Ferracane, Rosalia et al. “Effects of different cooking methods on antioxidant profile, antioxidant capacity, and physical characteristics of artichoke.” Journal of agricultural and food chemistry 56,18 (2008): 8601-8. doi:10.1021/jf800408w. Accessed on June 116, 2022: https://pubmed.ncbi.nlm.nih.gov/18759447/.
Amy has an MFA in Creative Writing from Antioch University in Los Angeles and is a credentialed English teacher, though she left the classroom to write full time. She especially enjoys creating educational content about health, wellness, and nutrition. Her happy place is in the kitchen, and when not writing, you can find her trying out “kid-friendly recipes” and “healthy desserts for chocolate lovers” from her Pinterest board.

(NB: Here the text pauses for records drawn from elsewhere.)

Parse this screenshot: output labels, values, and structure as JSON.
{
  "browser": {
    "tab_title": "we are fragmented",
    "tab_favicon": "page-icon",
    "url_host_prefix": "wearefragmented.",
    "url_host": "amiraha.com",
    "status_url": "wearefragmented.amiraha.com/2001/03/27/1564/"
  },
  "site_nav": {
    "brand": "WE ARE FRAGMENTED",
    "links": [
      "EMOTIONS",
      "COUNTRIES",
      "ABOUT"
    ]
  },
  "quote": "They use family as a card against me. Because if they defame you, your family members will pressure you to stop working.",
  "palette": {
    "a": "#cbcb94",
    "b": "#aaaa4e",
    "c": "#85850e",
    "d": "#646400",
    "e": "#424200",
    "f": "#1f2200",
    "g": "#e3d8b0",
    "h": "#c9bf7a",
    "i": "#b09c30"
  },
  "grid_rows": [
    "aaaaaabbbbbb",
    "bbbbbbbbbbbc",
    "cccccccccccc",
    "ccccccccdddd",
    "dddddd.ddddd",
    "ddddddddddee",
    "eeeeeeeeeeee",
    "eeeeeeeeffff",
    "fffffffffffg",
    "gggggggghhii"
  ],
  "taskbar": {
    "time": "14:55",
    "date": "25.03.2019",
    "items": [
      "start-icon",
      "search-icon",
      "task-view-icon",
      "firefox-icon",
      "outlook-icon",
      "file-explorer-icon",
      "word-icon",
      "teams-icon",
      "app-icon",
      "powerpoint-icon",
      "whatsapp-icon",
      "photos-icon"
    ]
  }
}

Senior Manager, Medical and Scientific Communications
Melissa is a Registered Dietitian and provides leadership to Pharmavite’s Medical and Scientific Education team. She has over 20 years of experience educating consumers, healthcare professionals, retailers and employees about nutrition, dietary supplements, and overall wellness. Prior to joining the Medical and Scientific Communications team, Melissa launched and managed Pharmavite’s Consumer Affairs department and worked as a clinical dietitian throughout Southern California. Melissa received her Bachelor of Science degree in Nutritional Sciences from the University of Arizona in Tucson, Arizona, and completed her dietetic internship at Veteran’s Hospital in East Orange New Jersey.